ESPN college sports reporter Molly McGrath covers baseball for the first time in her career Saturday when NC State faces Boston College (4 p.m., ESPNU).
For the BC grad, the sixth annual ALS Awareness Game at Fenway Park hits home. McGrath is the daughter of an ALS researcher.
The ACC matchup is played every year to honor former Boston College captain Pete Frates, who was diagnosed with Amyotrophic Lateral Sclerosis (ALS) in 2012. Former NC State standout Chris Combs, who was also diagnosed with the disease in May 2016, also will be recognized.
“I went to Boston College with Pete Frates,” McGrath shared. “He was the ‘big man on campus’ and had it all — intelligence, charm and a very bright future. He is proof that this ugly disease doesn’t discriminate and can affect anyone. However, Pete has used this as an opportunity to make a significant impact in terms of awareness and funding. His impact on the Boston College community and everyone who knows him extends far beyond what he’s already done, and his message has made an even brighter future for all those who will become affected by ALS.”
The game is also significant to McGrath because her father, Michael McGrath, has dedicated his life to finding a cure for ALS.

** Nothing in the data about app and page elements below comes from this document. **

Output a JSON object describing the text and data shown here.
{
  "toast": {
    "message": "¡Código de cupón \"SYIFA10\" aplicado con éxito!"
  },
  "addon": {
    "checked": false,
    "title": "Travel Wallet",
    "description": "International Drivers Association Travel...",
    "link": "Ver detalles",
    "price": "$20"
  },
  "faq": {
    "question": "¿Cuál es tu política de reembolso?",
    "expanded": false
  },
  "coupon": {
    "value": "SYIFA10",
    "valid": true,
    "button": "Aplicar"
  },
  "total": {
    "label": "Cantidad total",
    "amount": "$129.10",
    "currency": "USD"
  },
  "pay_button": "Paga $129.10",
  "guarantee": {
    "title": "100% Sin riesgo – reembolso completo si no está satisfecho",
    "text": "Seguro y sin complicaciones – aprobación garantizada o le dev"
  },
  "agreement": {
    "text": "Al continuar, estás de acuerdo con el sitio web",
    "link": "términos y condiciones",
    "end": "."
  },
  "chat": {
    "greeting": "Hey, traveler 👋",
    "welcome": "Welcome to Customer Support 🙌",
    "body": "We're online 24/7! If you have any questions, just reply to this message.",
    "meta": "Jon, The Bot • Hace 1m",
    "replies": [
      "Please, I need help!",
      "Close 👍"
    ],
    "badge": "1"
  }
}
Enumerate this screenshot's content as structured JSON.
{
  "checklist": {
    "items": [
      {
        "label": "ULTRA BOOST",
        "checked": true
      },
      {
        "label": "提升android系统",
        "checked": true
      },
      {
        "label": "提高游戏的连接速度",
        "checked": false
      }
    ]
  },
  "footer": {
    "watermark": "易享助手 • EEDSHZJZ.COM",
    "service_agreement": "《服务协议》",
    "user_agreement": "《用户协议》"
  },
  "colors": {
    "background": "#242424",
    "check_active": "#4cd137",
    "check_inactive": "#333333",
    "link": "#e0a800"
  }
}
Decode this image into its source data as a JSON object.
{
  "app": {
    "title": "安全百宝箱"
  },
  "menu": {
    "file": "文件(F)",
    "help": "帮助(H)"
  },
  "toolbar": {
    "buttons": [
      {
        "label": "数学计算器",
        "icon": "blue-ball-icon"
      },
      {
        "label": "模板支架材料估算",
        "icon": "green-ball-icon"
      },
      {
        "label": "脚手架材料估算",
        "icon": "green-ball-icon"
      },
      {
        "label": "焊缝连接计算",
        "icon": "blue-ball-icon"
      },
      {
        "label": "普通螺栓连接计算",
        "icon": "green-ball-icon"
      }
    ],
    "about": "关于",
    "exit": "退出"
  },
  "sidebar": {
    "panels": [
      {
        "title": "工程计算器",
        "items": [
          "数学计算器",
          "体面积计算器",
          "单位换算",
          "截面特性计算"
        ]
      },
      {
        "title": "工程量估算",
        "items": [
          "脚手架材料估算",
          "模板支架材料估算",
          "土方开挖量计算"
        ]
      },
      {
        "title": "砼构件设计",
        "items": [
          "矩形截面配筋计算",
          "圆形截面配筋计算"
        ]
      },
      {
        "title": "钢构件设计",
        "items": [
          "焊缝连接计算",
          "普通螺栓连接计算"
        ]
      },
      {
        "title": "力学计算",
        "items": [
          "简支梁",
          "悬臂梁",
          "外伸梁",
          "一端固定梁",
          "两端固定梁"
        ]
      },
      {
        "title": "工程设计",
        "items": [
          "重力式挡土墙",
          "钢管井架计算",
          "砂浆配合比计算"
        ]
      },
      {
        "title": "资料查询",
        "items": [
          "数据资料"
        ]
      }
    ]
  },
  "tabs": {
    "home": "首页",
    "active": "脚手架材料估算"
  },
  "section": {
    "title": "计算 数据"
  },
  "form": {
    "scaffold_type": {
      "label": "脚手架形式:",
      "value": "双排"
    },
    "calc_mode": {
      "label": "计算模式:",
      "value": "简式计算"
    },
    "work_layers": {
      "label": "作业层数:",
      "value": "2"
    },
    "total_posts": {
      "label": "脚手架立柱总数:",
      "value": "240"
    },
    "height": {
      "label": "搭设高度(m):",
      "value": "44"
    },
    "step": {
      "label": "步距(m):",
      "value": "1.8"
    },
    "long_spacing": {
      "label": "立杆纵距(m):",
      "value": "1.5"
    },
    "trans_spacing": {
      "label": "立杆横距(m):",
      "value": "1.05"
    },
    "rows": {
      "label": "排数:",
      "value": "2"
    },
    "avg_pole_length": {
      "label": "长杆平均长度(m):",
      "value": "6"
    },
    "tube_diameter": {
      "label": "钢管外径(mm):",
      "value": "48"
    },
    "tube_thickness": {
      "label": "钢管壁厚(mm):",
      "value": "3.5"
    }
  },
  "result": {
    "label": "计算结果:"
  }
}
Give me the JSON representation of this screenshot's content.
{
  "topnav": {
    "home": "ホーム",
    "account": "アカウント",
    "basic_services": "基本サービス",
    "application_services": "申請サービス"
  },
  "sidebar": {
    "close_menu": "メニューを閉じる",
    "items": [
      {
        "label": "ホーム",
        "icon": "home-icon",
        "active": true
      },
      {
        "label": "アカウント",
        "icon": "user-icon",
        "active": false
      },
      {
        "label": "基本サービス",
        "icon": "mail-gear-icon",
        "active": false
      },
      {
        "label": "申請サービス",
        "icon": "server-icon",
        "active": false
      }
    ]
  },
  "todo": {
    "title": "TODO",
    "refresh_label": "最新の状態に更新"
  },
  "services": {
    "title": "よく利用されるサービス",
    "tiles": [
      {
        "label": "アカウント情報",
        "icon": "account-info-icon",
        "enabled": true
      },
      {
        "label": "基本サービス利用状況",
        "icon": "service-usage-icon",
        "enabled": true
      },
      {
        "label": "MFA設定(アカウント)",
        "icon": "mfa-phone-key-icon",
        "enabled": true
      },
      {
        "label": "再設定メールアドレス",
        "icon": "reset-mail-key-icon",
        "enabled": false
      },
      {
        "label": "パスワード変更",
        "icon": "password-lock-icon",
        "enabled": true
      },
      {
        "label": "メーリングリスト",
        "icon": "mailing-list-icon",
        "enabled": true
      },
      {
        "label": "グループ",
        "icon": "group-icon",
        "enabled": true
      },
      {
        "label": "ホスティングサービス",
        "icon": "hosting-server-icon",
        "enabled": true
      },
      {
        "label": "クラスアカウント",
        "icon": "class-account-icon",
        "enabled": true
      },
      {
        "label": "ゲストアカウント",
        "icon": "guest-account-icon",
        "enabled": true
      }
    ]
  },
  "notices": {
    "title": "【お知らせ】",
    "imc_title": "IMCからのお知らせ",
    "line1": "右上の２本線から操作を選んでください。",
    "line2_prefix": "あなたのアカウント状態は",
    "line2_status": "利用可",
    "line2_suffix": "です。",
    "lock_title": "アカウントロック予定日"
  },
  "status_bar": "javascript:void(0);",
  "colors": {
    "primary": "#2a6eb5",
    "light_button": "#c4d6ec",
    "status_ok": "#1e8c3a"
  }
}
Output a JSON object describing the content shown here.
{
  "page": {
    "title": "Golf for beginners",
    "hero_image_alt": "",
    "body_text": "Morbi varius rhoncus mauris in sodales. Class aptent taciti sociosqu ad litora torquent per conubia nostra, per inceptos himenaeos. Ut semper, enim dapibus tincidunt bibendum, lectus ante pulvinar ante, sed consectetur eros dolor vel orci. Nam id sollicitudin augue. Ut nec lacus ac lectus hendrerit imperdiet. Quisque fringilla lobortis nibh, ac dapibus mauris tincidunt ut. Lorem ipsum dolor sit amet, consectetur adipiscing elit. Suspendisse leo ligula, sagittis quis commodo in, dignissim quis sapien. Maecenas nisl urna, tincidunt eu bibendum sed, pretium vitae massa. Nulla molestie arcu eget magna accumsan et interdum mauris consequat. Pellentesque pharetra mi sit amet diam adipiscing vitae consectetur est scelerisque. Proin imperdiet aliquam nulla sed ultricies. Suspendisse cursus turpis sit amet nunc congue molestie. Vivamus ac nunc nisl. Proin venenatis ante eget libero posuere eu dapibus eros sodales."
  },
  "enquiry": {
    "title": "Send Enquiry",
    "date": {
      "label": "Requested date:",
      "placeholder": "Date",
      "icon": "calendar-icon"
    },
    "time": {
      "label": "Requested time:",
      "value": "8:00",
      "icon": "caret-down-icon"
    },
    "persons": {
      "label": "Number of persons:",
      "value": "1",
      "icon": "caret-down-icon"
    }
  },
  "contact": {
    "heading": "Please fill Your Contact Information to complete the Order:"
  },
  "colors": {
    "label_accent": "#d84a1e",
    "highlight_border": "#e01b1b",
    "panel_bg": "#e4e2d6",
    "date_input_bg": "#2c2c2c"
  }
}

“My father has spent my entire life bragging about all of my accomplishments, so please bear with me while I brag about how amazing he is,” McGrath said. “He has his Ph.D. and MD in Cancer Biology from Stanford and has spent countless hours in laboratories and authoring papers on cancer research. In 2004, he set his sights on neurodegenerative diseases. When I asked him why his focus shifted, he said, ‘Because ALS is the worst disease in the world, and there’s no cure.’ That’s still true today, but his company’s recent clinical trial shows significant progress.”
In addition to reporting on the game, McGrath hopes to be able to educate viewers throughout the telecast with information her father has taught her.
“My father is full of scientific jargon and is truly the smartest man I know, and in his intelligence, he’s extremely talented at putting things into layman’s terms,” McGrath said. “ALS is the degeneration of nerves in the brain that control your muscles and allow you to move voluntarily and even breathe. ALS patients eventually can no longer move, talk, or breathe on their own because the connection is lost between the brain and the muscles. However, their cognitive functions remain fully intact and some patients say that they find themselves getting even more intelligent. These wonderfully astute people become paralyzed and trapped in their own bodies, until they die an average of 2-5 years after diagnosis. That is why awareness and funding, like the Ice Bucket Challenge that Pete championed, is so important.”
EDITOR’S NOTE: McGrath will be joined on the ESPNU telecast by play-by-play commentator Jon Sciambi and analyst Danny Kanell, who played baseball as well as football at Florida State.